[Start of section]

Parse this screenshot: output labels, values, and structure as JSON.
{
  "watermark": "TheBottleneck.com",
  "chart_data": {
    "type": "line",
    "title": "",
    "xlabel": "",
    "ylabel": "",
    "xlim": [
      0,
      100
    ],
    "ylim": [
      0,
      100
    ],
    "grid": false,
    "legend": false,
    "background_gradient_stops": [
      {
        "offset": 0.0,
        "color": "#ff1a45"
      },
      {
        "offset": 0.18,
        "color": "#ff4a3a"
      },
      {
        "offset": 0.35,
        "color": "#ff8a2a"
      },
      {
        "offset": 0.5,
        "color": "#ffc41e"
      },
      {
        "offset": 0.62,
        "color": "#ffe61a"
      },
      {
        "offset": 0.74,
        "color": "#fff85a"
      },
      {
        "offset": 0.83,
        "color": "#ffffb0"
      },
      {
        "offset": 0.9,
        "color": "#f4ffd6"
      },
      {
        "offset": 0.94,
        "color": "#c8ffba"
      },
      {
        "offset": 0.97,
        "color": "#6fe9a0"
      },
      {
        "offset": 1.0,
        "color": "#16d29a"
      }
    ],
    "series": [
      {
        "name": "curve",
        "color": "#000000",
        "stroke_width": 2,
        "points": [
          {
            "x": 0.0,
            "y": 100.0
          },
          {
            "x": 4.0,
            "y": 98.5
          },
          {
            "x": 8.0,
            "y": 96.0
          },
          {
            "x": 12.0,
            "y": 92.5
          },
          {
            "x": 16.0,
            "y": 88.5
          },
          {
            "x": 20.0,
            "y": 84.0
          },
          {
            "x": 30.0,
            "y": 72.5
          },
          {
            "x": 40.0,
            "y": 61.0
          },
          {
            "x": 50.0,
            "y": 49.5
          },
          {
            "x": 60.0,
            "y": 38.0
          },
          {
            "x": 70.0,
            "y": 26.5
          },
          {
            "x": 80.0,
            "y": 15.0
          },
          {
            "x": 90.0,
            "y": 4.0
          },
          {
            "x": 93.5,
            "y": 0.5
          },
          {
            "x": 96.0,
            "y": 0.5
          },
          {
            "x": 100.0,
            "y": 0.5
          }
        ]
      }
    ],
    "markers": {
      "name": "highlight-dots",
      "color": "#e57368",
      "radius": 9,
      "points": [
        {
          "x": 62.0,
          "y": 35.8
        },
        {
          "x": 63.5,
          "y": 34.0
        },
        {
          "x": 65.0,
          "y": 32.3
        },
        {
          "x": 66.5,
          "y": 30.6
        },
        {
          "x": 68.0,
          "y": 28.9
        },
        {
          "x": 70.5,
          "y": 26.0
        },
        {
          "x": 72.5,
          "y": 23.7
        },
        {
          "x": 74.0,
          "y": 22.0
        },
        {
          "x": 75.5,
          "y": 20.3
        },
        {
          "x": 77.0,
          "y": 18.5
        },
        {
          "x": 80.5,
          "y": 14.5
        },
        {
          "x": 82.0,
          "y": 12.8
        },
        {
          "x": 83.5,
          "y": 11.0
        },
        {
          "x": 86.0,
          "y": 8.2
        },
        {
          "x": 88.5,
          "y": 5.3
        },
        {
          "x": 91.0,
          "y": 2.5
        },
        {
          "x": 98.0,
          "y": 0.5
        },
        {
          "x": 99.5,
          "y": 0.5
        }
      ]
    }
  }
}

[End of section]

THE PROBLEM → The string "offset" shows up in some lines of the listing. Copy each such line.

WORKED SOLUTION →
        "offset": 0.0,
        "offset": 0.18,
        "offset": 0.35,
        "offset": 0.5,
        "offset": 0.62,
        "offset": 0.74,
        "offset": 0.83,
        "offset": 0.9,
        "offset": 0.94,
        "offset": 0.97,
        "offset": 1.0,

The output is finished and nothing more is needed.